- Exposing a new brokered service or service plan for customers.
- Changing a substantial aspect of our logging that isn’t required by our SSP.
- Using an additional aspect of an existing protocol that we already use.
- Changing a substantial aspect of how we manage free trial (sandboxes) spaces.
- Adding an additional service plan to an AWS service that we already broker.
- Adding a high-availability plan to a service that cloud.gov operates.
When a change requires an approved SCR but not 3PAO testing
SCR must be submitted at least 30 days ahead of planned change.
- Would require changing the SSP in a non-trivial way (such as updating the control descriptions, diagrams, tables, or attachments to reflect the new or changed functionality), but it primarily uses existing 3PAO-tested features in AWS or cloud.gov to implement the change.
- Integrating a new external service that has a FedRAMP Moderate or higher authorization, using an existing integration system.
- Adding a new component to the system inside the authorization boundary that doesn’t substantially change the risk posture.
- Integrating a new open source codebase that we’ve reviewed according to our procedures.
- Integrating a new service that is FedRAMP Authorized in AWS GovCloud.
When a change requires both an approved SCR and 3PAO testing
SCR must be submitted at least 30 days ahead of planned change.
The change fits one or more of the following criteria:
- Changes the system boundary by adding a new component that substantially changes the risk posture.
- Changes our risk posture in a major way not reflected in our SSP.
- Integrating a new external service that does not have a FedRAMP Moderate or higher authorization.

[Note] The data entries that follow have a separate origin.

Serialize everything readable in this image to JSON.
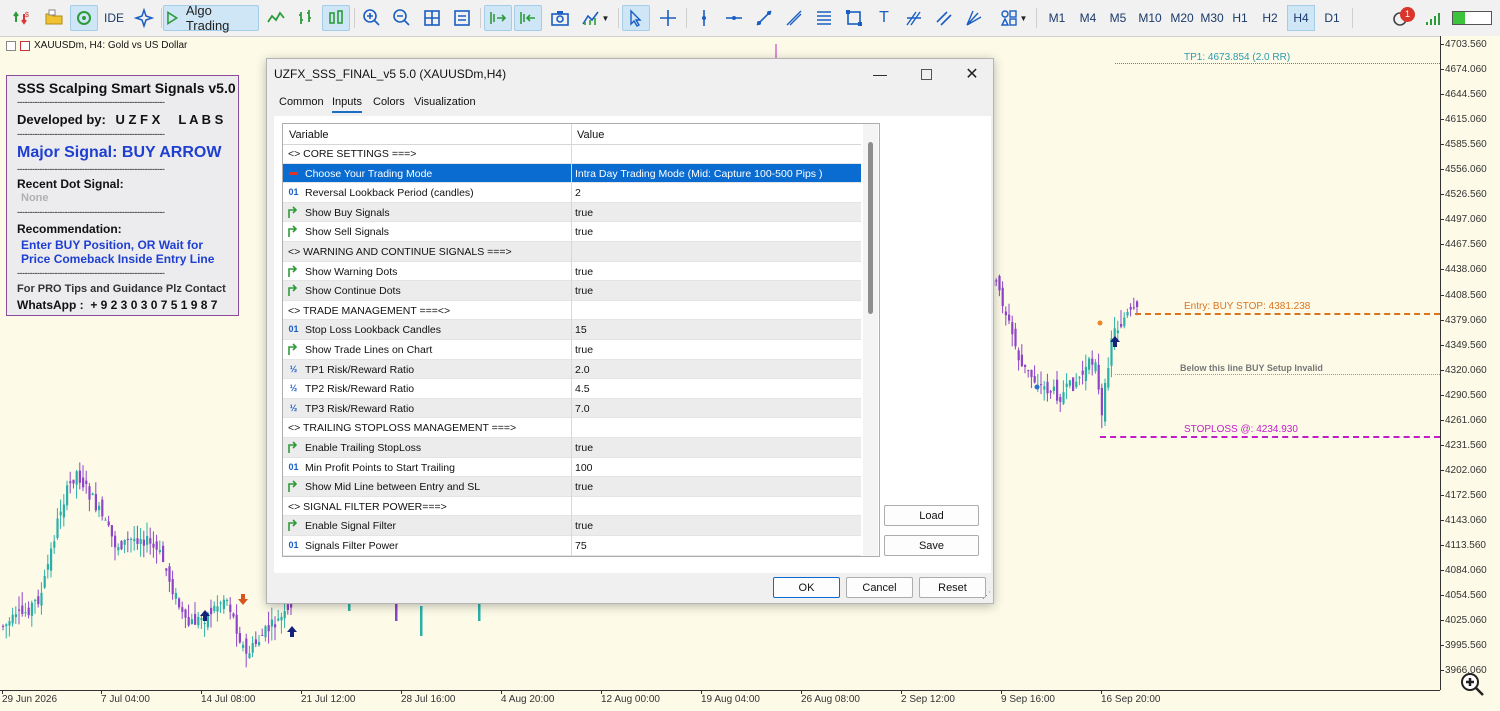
{
  "toolbar": {
    "ide_label": "IDE",
    "algo_label": "Algo Trading",
    "timeframes": [
      "M1",
      "M4",
      "M5",
      "M10",
      "M20",
      "M30",
      "H1",
      "H2",
      "H4",
      "D1"
    ],
    "active_timeframe": "H4",
    "notification_count": "1"
  },
  "chart": {
    "title": "XAUUSDm, H4:  Gold vs US Dollar",
    "price_labels": [
      "4703.560",
      "4674.060",
      "4644.560",
      "4615.060",
      "4585.560",
      "4556.060",
      "4526.560",
      "4497.060",
      "4467.560",
      "4438.060",
      "4408.560",
      "4379.060",
      "4349.560",
      "4320.060",
      "4290.560",
      "4261.060",
      "4231.560",
      "4202.060",
      "4172.560",
      "4143.060",
      "4113.560",
      "4084.060",
      "4054.560",
      "4025.060",
      "3995.560",
      "3966.060"
    ],
    "time_labels": [
      "29 Jun 2026",
      "7 Jul 04:00",
      "14 Jul 08:00",
      "21 Jul 12:00",
      "28 Jul 16:00",
      "4 Aug 20:00",
      "12 Aug 00:00",
      "19 Aug 04:00",
      "26 Aug 08:00",
      "2 Sep 12:00",
      "9 Sep 16:00",
      "16 Sep 20:00"
    ],
    "tp1_label": "TP1: 4673.854 (2.0 RR)",
    "entry_label": "Entry: BUY STOP: 4381.238",
    "invalid_label": "Below this line BUY Setup Invalid",
    "sl_label": "STOPLOSS @: 4234.930",
    "colors": {
      "tp": "#2a9bb0",
      "entry": "#d9741e",
      "sl": "#c21cc7",
      "bull": "#2bb0a8",
      "bear": "#8e44c9"
    }
  },
  "info_panel": {
    "title": "SSS Scalping Smart Signals v5.0",
    "dashes": "-----------------------------------------------------------",
    "developed_label": "Developed by:",
    "developer": "U Z F X     L A B S",
    "major_signal": "Major Signal: BUY ARROW",
    "recent_dot_label": "Recent Dot Signal:",
    "recent_dot_value": "None",
    "recommendation_label": "Recommendation:",
    "recommendation_line1": "Enter BUY Position, OR Wait for",
    "recommendation_line2": "Price Comeback Inside Entry Line",
    "contact_line": "For PRO Tips and Guidance Plz Contact",
    "whatsapp": "WhatsApp :  + 9 2 3 0 3 0 7 5 1 9 8 7"
  },
  "dialog": {
    "title": "UZFX_SSS_FINAL_v5 5.0 (XAUUSDm,H4)",
    "tabs": [
      "Common",
      "Inputs",
      "Colors",
      "Visualization"
    ],
    "selected_tab": "Inputs",
    "col_variable": "Variable",
    "col_value": "Value",
    "rows": [
      {
        "icon": "section",
        "name": "<> CORE SETTINGS ===>",
        "value": ""
      },
      {
        "icon": "enum",
        "name": "Choose Your Trading Mode",
        "value": "Intra Day Trading Mode (Mid: Capture 100-500 Pips )"
      },
      {
        "icon": "int",
        "name": "Reversal Lookback Period (candles)",
        "value": "2"
      },
      {
        "icon": "bool",
        "name": "Show Buy Signals",
        "value": "true"
      },
      {
        "icon": "bool",
        "name": "Show Sell Signals",
        "value": "true"
      },
      {
        "icon": "section",
        "name": "<> WARNING AND CONTINUE SIGNALS ===>",
        "value": ""
      },
      {
        "icon": "bool",
        "name": "Show Warning Dots",
        "value": "true"
      },
      {
        "icon": "bool",
        "name": "Show Continue Dots",
        "value": "true"
      },
      {
        "icon": "section",
        "name": "<> TRADE MANAGEMENT ===<>",
        "value": ""
      },
      {
        "icon": "int",
        "name": "Stop Loss Lookback Candles",
        "value": "15"
      },
      {
        "icon": "bool",
        "name": "Show Trade Lines on Chart",
        "value": "true"
      },
      {
        "icon": "double",
        "name": "TP1 Risk/Reward Ratio",
        "value": "2.0"
      },
      {
        "icon": "double",
        "name": "TP2 Risk/Reward Ratio",
        "value": "4.5"
      },
      {
        "icon": "double",
        "name": "TP3 Risk/Reward Ratio",
        "value": "7.0"
      },
      {
        "icon": "section",
        "name": "<> TRAILING STOPLOSS MANAGEMENT ===>",
        "value": ""
      },
      {
        "icon": "bool",
        "name": "Enable Trailing StopLoss",
        "value": "true"
      },
      {
        "icon": "int",
        "name": "Min Profit Points to Start Trailing",
        "value": "100"
      },
      {
        "icon": "bool",
        "name": "Show Mid Line between Entry and SL",
        "value": "true"
      },
      {
        "icon": "section",
        "name": "<> SIGNAL FILTER POWER===>",
        "value": ""
      },
      {
        "icon": "bool",
        "name": "Enable Signal Filter",
        "value": "true"
      },
      {
        "icon": "int",
        "name": "Signals Filter Power",
        "value": "75"
      }
    ],
    "selected_row": 1,
    "load_label": "Load",
    "save_label": "Save",
    "ok_label": "OK",
    "cancel_label": "Cancel",
    "reset_label": "Reset"
  }
}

- Integrating a new external service using a new integration system.
- Adding new brokered services that we operate.
- Exposing new services on new domains or IP ranges.
- Modifications to cryptographic modules or services.
- Adding a built-in Continuous Integration / Continuous Deployment service (such as providing brokered Concourse to tenant applications).
- Giving customer agencies a way to restrict network requests from agency staff to a specific set of IP origins, to support their TIC compliance.